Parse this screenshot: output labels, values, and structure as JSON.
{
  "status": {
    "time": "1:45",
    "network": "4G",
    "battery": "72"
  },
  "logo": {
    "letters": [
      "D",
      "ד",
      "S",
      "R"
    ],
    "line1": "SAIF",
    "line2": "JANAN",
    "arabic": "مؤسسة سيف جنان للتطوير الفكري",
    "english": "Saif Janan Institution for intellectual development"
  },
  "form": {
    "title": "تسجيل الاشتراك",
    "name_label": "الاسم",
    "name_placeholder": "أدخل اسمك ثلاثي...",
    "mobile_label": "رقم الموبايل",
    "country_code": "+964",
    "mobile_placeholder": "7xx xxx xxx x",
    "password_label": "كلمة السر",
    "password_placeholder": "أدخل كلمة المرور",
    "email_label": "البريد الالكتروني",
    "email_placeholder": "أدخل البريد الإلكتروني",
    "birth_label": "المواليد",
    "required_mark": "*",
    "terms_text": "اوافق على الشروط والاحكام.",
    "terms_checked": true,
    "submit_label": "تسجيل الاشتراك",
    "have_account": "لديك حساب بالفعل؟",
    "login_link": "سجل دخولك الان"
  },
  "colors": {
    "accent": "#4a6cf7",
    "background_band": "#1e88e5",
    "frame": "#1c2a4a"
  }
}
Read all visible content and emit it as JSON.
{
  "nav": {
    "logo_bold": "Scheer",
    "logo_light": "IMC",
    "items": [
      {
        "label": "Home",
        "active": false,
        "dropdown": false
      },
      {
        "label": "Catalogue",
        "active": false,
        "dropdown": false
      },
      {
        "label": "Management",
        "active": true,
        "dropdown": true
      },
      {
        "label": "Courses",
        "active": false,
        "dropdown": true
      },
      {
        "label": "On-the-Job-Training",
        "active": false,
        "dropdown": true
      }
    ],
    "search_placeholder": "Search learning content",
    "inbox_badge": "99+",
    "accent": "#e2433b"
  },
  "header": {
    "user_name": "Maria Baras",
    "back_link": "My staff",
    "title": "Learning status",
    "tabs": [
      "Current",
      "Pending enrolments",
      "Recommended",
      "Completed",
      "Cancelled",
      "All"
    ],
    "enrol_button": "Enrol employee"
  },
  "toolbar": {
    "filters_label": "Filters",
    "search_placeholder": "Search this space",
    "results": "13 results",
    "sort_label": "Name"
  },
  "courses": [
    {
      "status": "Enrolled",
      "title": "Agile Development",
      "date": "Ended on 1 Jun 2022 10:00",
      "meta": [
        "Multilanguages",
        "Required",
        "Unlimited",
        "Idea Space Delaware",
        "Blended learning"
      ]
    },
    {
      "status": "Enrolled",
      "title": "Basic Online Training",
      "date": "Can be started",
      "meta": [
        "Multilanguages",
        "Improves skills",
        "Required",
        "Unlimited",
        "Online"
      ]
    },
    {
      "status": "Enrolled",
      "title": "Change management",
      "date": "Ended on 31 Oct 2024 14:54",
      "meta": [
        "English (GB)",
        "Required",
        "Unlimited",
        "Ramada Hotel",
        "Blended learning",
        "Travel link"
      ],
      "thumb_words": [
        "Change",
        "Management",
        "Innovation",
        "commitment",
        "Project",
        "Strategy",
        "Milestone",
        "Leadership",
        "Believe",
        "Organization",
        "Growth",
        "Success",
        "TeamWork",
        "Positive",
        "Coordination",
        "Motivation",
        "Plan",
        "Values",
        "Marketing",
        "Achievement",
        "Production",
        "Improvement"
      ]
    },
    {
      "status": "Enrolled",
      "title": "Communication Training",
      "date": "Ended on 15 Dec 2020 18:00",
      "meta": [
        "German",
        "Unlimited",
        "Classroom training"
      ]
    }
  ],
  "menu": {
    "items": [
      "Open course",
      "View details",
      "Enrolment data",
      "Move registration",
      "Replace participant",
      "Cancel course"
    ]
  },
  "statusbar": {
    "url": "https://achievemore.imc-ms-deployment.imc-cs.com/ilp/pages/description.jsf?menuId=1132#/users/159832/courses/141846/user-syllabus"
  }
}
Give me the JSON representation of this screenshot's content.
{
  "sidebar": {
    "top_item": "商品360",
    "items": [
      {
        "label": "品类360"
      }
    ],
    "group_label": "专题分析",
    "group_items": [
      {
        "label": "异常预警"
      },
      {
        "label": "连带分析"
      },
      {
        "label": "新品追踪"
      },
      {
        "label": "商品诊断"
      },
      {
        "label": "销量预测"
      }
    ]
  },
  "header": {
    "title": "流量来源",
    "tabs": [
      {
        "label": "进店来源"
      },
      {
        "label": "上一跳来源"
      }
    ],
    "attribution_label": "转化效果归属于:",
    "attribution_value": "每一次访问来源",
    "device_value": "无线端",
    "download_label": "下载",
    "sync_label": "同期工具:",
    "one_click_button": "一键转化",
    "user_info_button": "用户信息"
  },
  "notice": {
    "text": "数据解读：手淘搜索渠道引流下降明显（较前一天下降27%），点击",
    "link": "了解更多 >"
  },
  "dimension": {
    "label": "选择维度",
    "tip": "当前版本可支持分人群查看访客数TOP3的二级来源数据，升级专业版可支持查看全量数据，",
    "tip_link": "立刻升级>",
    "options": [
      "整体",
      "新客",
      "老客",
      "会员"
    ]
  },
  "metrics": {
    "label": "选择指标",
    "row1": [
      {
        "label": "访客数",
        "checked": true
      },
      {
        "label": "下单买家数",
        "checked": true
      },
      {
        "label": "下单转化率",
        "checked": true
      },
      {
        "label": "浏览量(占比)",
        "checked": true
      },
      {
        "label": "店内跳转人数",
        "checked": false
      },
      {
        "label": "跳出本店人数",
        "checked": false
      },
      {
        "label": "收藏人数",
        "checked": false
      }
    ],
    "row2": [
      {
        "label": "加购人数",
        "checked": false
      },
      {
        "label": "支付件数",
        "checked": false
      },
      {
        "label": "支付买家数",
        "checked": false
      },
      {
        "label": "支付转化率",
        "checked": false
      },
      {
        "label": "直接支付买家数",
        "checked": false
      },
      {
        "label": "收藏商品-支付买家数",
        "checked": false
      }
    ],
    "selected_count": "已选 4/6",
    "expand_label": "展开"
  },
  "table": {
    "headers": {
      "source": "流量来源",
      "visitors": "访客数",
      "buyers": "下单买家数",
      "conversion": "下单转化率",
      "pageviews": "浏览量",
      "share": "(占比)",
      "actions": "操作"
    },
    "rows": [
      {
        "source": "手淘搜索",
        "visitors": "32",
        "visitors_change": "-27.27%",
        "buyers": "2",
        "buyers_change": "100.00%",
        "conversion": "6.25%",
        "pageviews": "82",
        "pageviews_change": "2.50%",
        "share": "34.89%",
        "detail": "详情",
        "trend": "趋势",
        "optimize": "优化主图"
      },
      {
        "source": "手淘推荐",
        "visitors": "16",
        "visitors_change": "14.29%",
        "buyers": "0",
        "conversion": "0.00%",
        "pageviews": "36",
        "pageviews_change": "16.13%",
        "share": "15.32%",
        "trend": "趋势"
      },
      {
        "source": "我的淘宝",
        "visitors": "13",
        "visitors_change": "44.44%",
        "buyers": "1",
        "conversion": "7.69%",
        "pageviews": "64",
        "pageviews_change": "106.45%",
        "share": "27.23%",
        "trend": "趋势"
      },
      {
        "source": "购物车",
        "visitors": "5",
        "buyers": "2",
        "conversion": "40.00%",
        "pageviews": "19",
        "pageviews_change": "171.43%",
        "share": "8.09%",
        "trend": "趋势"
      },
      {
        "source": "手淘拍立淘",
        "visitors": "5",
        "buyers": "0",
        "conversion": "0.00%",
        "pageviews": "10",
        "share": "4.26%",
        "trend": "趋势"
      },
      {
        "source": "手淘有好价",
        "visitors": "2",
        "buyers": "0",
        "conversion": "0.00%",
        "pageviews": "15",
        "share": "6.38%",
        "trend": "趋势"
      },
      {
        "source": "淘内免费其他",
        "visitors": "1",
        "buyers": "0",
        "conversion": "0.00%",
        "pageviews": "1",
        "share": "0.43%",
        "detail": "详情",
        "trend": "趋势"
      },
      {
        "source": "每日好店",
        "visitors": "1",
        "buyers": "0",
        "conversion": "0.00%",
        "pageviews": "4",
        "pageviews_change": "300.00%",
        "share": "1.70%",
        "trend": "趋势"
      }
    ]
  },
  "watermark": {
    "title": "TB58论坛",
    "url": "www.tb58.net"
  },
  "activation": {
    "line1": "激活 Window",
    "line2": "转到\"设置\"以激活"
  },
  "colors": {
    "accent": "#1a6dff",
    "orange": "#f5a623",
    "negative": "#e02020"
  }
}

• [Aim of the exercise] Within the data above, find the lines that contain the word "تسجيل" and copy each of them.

• [Task response]
    "title": "تسجيل الاشتراك",
    "submit_label": "تسجيل الاشتراك",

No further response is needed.